Whose Eggs Are They, Anyway?

Earlier this month Rabbi Joshua Hammerman published an article titled, “Postmortem Egg-Freezing and Halacha” on the Jewish Week website.
The article refers to a recent case in which a 17-year-old girl was killed in an accident, after which an Israeli court allowed her parents to harvest and freeze her eggs. This case is an excellent example of the kinds of questions that can arise when the use of new technology presents us with new moral dilemmas.
Although it has become accepted practice for women to freeze their eggs for possible use in the future, this is the first case of which I am aware in which eggs were harvested after a woman’s unexpected death, and, presumably, without her consent. It seems highly unlikely that this young car accident victim, who had no reason to suspect her life would be cut short, had a discussion with her parents about what she wanted done with her eggs if she were to die prematurely.
I believe Rabbi Hammerman goes too far when he asks, “…wouldn’t forcibly fertilizing her eggs be a form of post mortem statutory rape?” There needs to be a sex act of some kind for a rape to occur, and there is no sex act being performed here.
However, in Jewish tradition we consider the treatment of one’s body after death to be a matter of import. A person’s body is not to be mutilated, or treated with disrespect. It is not even supposed to be left alone until after burial.
Saving a life is also an important value in Jewish tradition, so many Jewish communities allow the harvesting of organs after death to save the lives of others. However, this practice is not universally accepted in all Jewish communities. So what are we to make of the idea of harvesting eggs to fertilize later, which, arguably, would be creating new life, but not saving an existing one?
And what if the girl’s father wants to use his sperm to fertilize the eggs? I don’t think this would be incest since, again, there would be no sex act involved, but should this be taboo? Would a resulting baby be his child or his grandchild, or both?
How does this case differ from widows wanting to have sperm harvested from soldiers who have died in battle? Those men, like the young woman, are not able to choose whether or not they want to become a parent after death. Do dead people have rights, or are their bodies owned by their next of kin, to do with as they will?
I also wonder whether this practice is healthy for the family. It strikes me as an attempt to cheat death, rather than to accept what has happened. I am also concerned about what kind of expectations would be placed on a new baby born from the harvested eggs or sperm. Despite their best efforts, how could the family not wish this new child to somehow be like, or to replace, the person who was lost?
Unfortunately, halacha (jewish law) evolves much more slowly than technology, and we have no set answers to these questions, nor can we expect to reach a consensus soon.
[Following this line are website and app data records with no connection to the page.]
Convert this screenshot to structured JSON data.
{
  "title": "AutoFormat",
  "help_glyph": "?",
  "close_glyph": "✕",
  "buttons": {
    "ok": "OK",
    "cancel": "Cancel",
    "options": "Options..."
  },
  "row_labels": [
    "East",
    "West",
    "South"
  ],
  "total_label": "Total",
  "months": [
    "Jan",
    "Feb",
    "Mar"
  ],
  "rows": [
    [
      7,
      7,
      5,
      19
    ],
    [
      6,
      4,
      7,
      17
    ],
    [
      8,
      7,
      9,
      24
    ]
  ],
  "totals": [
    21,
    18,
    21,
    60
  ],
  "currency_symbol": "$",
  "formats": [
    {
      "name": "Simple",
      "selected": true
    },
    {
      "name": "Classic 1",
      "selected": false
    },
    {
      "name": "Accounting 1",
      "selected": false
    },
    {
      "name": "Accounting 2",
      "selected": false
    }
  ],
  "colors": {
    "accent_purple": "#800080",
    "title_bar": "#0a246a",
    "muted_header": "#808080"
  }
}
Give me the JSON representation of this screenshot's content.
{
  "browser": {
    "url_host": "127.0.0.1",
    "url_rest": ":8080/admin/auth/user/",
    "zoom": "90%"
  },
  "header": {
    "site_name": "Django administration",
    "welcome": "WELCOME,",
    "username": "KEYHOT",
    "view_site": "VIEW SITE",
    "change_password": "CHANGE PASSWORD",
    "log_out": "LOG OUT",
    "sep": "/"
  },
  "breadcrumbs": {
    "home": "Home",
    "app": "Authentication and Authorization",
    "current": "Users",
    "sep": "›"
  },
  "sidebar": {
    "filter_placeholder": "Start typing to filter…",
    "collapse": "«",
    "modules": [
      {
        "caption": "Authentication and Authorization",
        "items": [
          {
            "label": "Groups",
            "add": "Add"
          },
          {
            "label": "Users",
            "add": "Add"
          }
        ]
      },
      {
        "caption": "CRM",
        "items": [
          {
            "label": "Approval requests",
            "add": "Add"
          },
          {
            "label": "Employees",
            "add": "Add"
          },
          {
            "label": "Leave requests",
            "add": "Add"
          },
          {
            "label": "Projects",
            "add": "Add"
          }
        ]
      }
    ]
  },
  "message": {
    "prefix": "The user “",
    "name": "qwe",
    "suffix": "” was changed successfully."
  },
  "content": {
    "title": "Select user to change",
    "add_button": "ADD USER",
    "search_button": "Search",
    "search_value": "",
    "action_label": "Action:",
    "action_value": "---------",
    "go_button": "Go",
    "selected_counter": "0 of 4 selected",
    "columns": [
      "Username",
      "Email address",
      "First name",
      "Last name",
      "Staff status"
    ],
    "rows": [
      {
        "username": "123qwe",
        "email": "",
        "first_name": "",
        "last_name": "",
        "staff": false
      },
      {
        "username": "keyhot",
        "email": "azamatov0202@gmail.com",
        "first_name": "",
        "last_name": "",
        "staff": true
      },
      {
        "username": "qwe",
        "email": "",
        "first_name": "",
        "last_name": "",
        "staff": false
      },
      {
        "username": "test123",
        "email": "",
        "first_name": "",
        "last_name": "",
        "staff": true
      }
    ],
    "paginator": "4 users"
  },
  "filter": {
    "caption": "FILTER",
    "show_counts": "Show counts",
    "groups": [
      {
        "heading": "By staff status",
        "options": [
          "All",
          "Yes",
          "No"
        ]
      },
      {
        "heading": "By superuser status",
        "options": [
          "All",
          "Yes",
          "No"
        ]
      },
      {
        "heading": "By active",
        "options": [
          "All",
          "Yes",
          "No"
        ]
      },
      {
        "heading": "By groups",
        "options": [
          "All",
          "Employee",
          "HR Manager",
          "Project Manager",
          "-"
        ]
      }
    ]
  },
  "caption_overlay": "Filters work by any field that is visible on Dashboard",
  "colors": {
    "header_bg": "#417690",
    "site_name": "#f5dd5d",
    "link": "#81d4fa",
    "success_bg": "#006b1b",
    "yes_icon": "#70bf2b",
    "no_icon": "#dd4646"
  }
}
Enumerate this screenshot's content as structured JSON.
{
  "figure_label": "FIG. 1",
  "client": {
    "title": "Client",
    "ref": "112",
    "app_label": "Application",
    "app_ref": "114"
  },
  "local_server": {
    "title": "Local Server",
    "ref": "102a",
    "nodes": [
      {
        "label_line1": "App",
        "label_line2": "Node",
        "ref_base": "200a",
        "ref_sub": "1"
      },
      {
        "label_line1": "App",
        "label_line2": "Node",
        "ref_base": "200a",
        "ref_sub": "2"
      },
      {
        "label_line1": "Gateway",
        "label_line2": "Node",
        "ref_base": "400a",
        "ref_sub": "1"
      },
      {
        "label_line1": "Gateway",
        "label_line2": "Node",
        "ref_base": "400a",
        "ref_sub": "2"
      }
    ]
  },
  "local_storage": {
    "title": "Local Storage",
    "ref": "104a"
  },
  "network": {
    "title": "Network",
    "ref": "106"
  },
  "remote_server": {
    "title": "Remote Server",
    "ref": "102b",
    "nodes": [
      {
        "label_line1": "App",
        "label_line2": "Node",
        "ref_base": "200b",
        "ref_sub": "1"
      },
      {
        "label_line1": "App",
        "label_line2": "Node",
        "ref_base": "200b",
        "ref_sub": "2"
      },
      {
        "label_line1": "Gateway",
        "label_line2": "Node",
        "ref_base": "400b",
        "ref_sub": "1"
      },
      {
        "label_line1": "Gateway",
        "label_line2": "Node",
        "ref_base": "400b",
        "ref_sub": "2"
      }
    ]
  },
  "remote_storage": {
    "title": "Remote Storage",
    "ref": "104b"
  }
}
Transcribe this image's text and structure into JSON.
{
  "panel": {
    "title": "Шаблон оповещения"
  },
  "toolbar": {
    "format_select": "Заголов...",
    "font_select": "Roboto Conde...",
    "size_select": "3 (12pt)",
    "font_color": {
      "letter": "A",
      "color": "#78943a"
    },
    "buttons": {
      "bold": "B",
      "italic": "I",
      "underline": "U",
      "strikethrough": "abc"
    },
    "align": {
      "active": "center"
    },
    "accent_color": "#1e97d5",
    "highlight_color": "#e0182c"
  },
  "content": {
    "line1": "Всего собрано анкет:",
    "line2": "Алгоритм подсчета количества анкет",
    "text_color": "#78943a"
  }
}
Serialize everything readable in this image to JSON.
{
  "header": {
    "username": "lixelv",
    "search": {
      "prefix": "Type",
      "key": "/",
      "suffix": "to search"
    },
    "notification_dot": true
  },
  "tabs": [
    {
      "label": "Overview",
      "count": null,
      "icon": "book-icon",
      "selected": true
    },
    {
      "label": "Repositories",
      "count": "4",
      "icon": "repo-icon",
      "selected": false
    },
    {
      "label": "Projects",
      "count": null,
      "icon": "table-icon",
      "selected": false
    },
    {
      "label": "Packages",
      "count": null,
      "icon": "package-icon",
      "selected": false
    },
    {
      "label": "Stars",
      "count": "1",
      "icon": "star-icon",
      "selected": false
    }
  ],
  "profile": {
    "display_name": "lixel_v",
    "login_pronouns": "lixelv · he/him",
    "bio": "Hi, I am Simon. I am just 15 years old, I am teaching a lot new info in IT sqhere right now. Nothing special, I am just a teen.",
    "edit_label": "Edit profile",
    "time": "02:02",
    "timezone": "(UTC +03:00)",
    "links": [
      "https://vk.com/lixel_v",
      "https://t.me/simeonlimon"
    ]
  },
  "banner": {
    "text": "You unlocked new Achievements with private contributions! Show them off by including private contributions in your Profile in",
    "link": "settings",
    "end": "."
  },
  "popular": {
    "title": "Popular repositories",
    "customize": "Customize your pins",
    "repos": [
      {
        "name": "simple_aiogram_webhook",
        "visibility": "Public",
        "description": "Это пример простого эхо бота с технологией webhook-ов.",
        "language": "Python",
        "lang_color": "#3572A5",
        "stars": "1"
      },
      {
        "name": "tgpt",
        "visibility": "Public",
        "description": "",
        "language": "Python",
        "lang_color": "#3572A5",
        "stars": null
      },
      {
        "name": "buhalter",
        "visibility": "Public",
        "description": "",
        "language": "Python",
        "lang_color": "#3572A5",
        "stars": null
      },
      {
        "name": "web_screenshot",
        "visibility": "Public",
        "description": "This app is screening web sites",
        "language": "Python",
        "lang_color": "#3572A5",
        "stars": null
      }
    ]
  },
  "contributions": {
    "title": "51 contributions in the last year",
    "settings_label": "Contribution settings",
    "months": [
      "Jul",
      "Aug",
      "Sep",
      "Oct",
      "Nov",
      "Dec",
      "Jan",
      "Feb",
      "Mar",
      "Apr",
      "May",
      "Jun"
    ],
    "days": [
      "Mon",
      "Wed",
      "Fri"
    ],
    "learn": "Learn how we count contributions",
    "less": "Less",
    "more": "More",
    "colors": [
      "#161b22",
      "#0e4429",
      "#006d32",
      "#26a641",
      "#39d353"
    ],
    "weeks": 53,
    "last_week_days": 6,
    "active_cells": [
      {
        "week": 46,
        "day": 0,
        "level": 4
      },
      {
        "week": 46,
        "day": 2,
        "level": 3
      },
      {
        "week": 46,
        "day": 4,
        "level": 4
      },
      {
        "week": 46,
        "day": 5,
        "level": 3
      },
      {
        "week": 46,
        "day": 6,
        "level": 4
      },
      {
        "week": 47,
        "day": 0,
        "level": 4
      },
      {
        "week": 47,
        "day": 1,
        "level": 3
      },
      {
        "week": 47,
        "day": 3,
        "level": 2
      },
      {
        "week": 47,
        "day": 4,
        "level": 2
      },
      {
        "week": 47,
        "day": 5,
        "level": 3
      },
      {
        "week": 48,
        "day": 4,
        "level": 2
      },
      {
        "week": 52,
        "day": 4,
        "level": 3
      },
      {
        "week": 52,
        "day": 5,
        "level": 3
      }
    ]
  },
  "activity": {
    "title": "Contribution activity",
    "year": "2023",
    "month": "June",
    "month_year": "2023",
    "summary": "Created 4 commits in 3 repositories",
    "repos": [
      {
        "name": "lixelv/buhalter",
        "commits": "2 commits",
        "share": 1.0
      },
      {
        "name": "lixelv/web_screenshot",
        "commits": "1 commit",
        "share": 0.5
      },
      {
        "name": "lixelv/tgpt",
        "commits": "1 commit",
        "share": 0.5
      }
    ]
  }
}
As a citizen in this strange new world in which we all want to do the right thing, what do you think is the right and ethical choice in this case?
(Photo: Moyix)